* _BRIEF_
Without including the pictures, copy out every line below.

BEGIN EXTRACTED DATA

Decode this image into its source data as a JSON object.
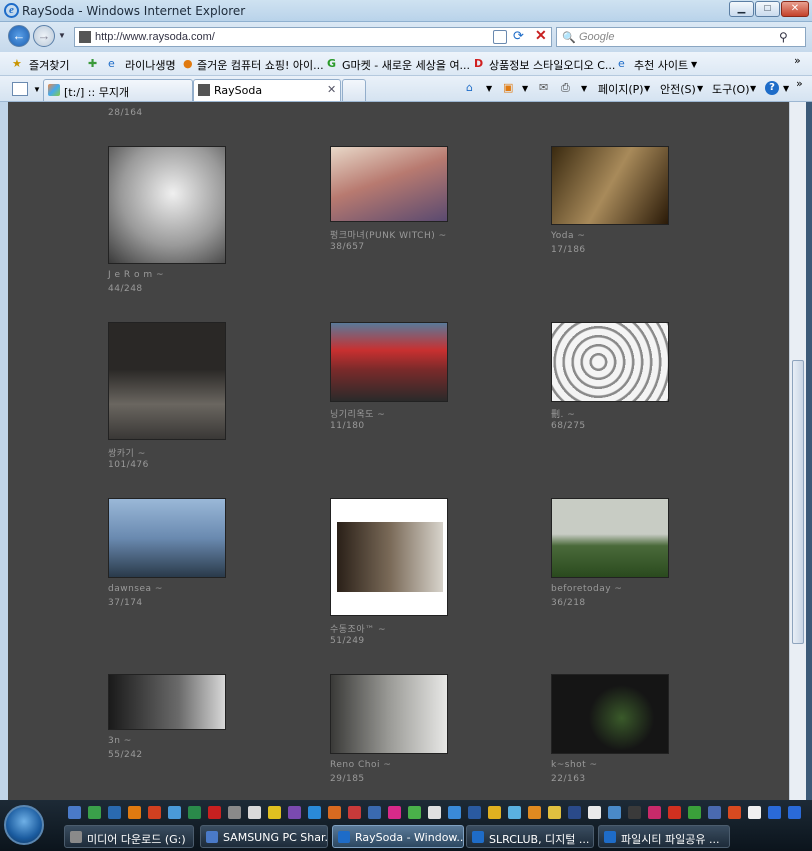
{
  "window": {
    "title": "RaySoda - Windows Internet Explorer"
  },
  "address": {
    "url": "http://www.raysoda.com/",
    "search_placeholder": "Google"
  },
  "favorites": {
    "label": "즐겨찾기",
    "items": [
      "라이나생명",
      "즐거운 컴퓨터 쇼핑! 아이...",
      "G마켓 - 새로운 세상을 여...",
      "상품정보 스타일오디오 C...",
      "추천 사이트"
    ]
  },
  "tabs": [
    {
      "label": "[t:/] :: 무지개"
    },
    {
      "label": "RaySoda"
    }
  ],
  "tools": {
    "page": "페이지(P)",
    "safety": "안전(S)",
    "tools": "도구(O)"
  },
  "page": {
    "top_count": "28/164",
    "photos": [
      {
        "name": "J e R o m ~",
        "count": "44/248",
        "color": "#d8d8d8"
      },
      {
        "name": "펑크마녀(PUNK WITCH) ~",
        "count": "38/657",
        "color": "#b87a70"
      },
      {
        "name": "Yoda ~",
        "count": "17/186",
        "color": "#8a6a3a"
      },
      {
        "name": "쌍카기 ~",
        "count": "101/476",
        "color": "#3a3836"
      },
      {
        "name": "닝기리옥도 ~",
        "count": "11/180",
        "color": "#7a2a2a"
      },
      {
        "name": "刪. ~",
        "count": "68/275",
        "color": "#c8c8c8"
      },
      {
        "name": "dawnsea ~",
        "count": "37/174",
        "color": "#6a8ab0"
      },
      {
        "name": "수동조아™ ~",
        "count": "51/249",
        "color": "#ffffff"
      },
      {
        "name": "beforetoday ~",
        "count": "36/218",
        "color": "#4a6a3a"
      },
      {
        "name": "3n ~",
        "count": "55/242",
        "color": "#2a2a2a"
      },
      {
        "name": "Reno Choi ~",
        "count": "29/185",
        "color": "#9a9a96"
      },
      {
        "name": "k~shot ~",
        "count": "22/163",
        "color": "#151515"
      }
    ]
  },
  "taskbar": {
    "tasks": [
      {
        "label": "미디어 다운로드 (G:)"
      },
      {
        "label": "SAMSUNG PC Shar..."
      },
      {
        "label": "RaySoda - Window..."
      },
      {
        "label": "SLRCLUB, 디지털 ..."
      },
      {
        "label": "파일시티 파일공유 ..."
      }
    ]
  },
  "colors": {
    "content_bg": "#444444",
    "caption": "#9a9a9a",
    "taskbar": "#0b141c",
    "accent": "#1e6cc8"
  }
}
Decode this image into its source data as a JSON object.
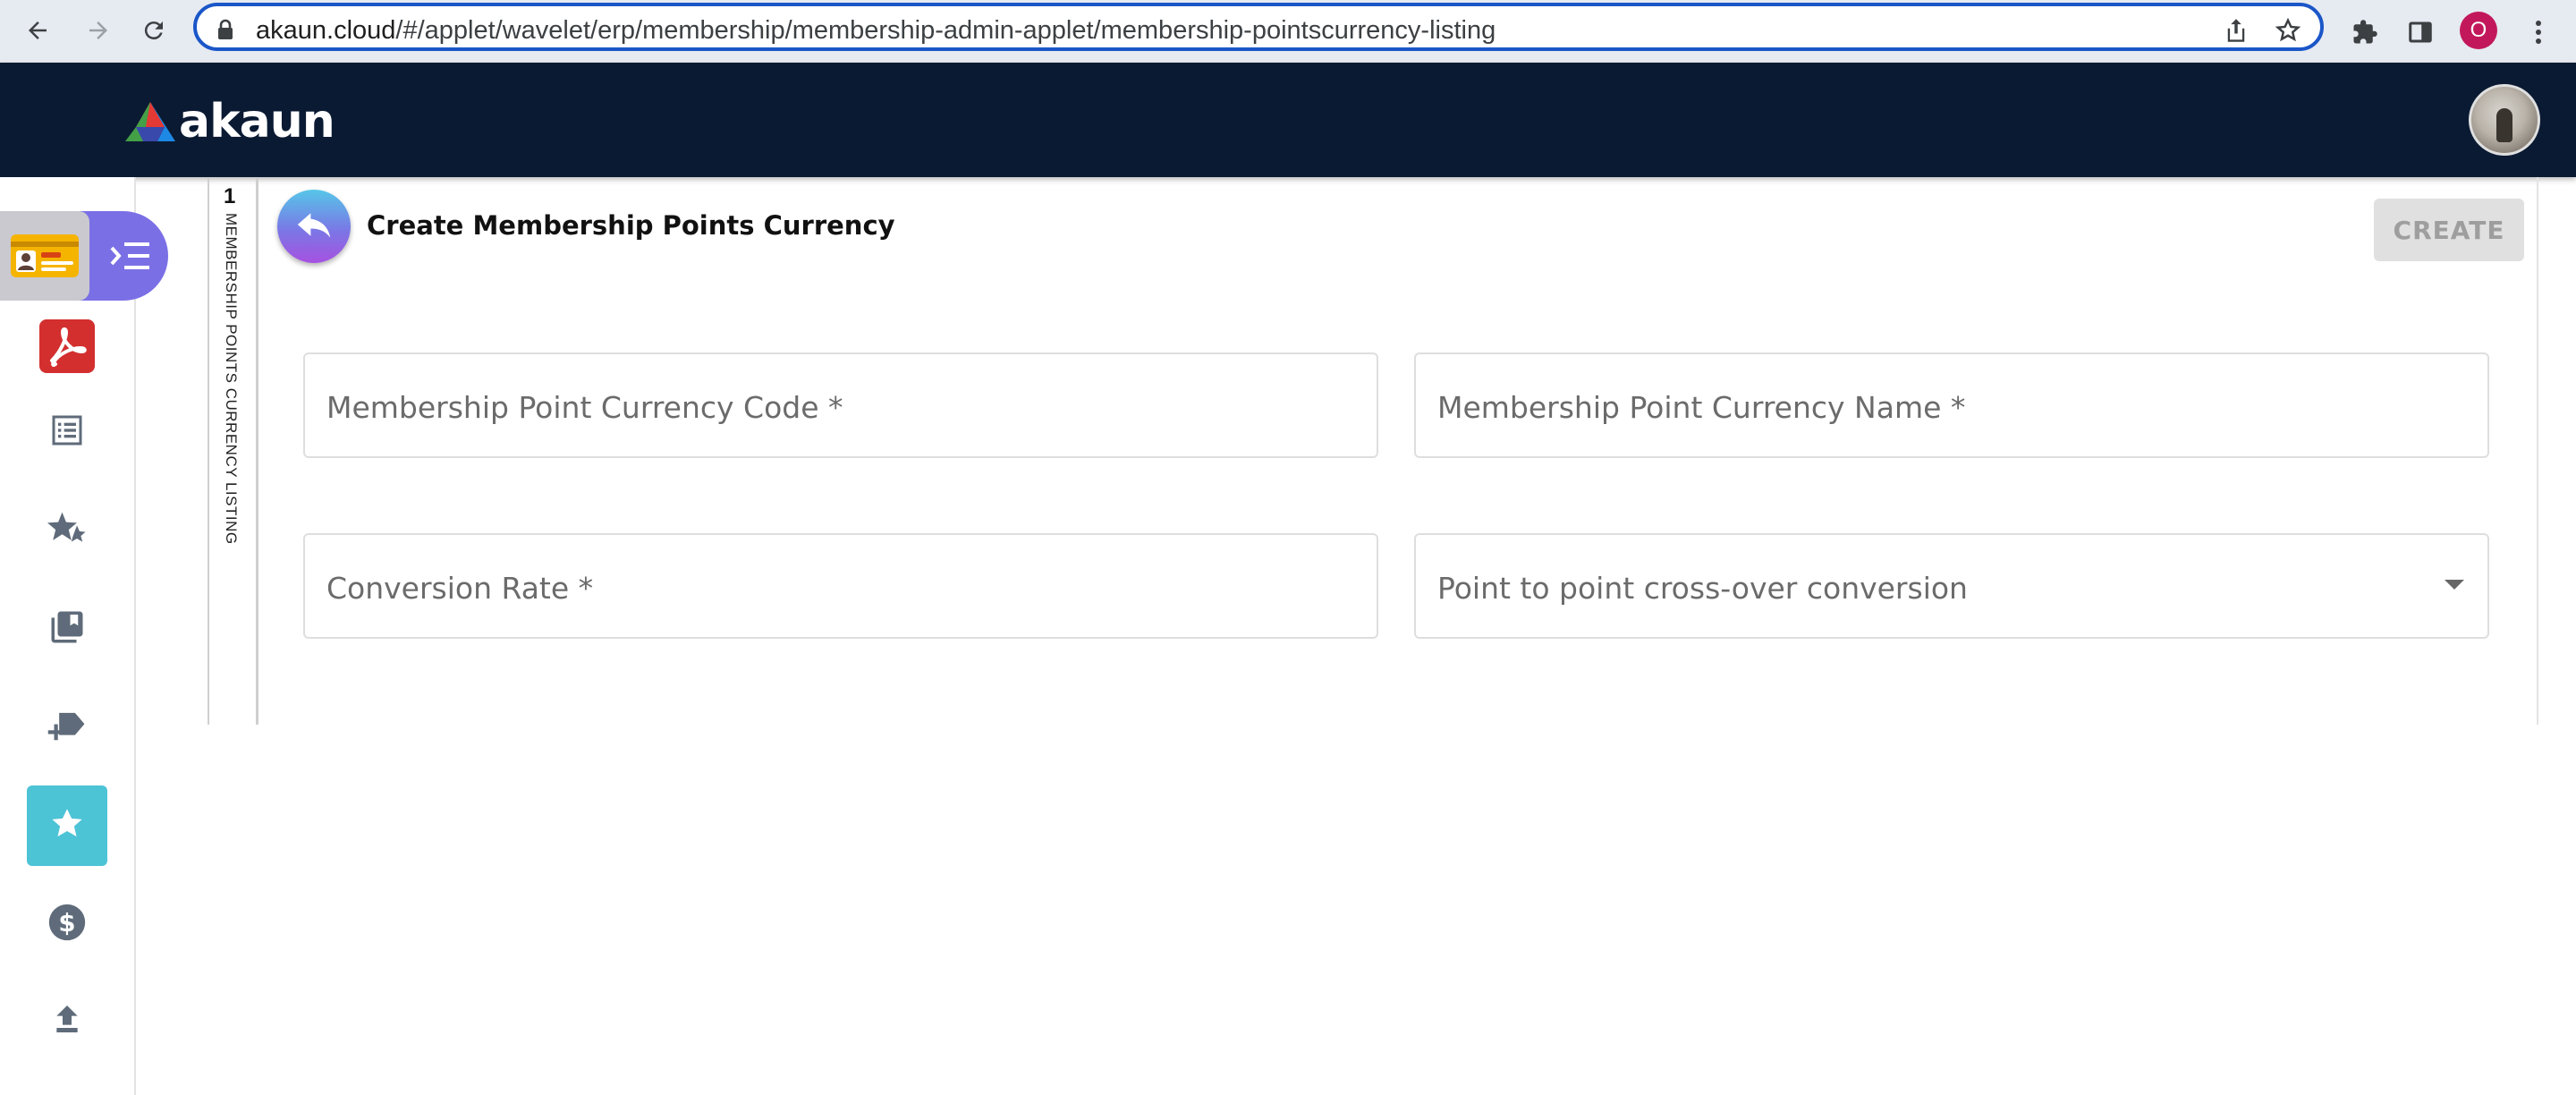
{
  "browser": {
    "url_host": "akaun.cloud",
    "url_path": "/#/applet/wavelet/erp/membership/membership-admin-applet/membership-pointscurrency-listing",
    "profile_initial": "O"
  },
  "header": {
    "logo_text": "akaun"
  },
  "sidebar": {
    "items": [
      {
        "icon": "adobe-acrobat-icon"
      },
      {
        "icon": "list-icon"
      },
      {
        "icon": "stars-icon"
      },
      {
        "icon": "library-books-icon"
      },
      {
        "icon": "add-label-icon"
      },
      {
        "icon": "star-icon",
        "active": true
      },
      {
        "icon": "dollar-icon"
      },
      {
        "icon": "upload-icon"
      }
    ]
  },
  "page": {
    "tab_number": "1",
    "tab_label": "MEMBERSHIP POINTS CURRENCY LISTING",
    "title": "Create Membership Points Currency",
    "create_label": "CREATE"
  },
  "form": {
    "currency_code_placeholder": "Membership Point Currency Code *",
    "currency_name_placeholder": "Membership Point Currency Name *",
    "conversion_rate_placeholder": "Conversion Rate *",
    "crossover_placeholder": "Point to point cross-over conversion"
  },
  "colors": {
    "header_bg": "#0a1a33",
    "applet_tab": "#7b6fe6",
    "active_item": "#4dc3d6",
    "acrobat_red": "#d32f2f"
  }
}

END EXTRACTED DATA

* _EXPECTED OUTPUT_
Decode this image into its source data as a JSON object.
{
  "window": {
    "title": "RaySoda - Windows Internet Explorer"
  },
  "address": {
    "url": "http://www.raysoda.com/",
    "search_placeholder": "Google"
  },
  "favorites": {
    "label": "즐겨찾기",
    "items": [
      "라이나생명",
      "즐거운 컴퓨터 쇼핑! 아이...",
      "G마켓 - 새로운 세상을 여...",
      "상품정보 스타일오디오 C...",
      "추천 사이트"
    ]
  },
  "tabs": [
    {
      "label": "[t:/] :: 무지개"
    },
    {
      "label": "RaySoda"
    }
  ],
  "tools": {
    "page": "페이지(P)",
    "safety": "안전(S)",
    "tools": "도구(O)"
  },
  "page": {
    "top_count": "28/164",
    "photos": [
      {
        "name": "J e R o m ~",
        "count": "44/248",
        "color": "#d8d8d8"
      },
      {
        "name": "펑크마녀(PUNK WITCH) ~",
        "count": "38/657",
        "color": "#b87a70"
      },
      {
        "name": "Yoda ~",
        "count": "17/186",
        "color": "#8a6a3a"
      },
      {
        "name": "쌍카기 ~",
        "count": "101/476",
        "color": "#3a3836"
      },
      {
        "name": "닝기리옥도 ~",
        "count": "11/180",
        "color": "#7a2a2a"
      },
      {
        "name": "刪. ~",
        "count": "68/275",
        "color": "#c8c8c8"
      },
      {
        "name": "dawnsea ~",
        "count": "37/174",
        "color": "#6a8ab0"
      },
      {
        "name": "수동조아™ ~",
        "count": "51/249",
        "color": "#ffffff"
      },
      {
        "name": "beforetoday ~",
        "count": "36/218",
        "color": "#4a6a3a"
      },
      {
        "name": "3n ~",
        "count": "55/242",
        "color": "#2a2a2a"
      },
      {
        "name": "Reno Choi ~",
        "count": "29/185",
        "color": "#9a9a96"
      },
      {
        "name": "k~shot ~",
        "count": "22/163",
        "color": "#151515"
      }
    ]
  },
  "taskbar": {
    "tasks": [
      {
        "label": "미디어 다운로드 (G:)"
      },
      {
        "label": "SAMSUNG PC Shar..."
      },
      {
        "label": "RaySoda - Window..."
      },
      {
        "label": "SLRCLUB, 디지털 ..."
      },
      {
        "label": "파일시티 파일공유 ..."
      }
    ]
  },
  "colors": {
    "content_bg": "#444444",
    "caption": "#9a9a9a",
    "taskbar": "#0b141c",
    "accent": "#1e6cc8"
  }
}
Decode this image into its source data as a JSON object.
{
  "browser": {
    "url_host": "akaun.cloud",
    "url_path": "/#/applet/wavelet/erp/membership/membership-admin-applet/membership-pointscurrency-listing",
    "profile_initial": "O"
  },
  "header": {
    "logo_text": "akaun"
  },
  "sidebar": {
    "items": [
      {
        "icon": "adobe-acrobat-icon"
      },
      {
        "icon": "list-icon"
      },
      {
        "icon": "stars-icon"
      },
      {
        "icon": "library-books-icon"
      },
      {
        "icon": "add-label-icon"
      },
      {
        "icon": "star-icon",
        "active": true
      },
      {
        "icon": "dollar-icon"
      },
      {
        "icon": "upload-icon"
      }
    ]
  },
  "page": {
    "tab_number": "1",
    "tab_label": "MEMBERSHIP POINTS CURRENCY LISTING",
    "title": "Create Membership Points Currency",
    "create_label": "CREATE"
  },
  "form": {
    "currency_code_placeholder": "Membership Point Currency Code *",
    "currency_name_placeholder": "Membership Point Currency Name *",
    "conversion_rate_placeholder": "Conversion Rate *",
    "crossover_placeholder": "Point to point cross-over conversion"
  },
  "colors": {
    "header_bg": "#0a1a33",
    "applet_tab": "#7b6fe6",
    "active_item": "#4dc3d6",
    "acrobat_red": "#d32f2f"
  }
}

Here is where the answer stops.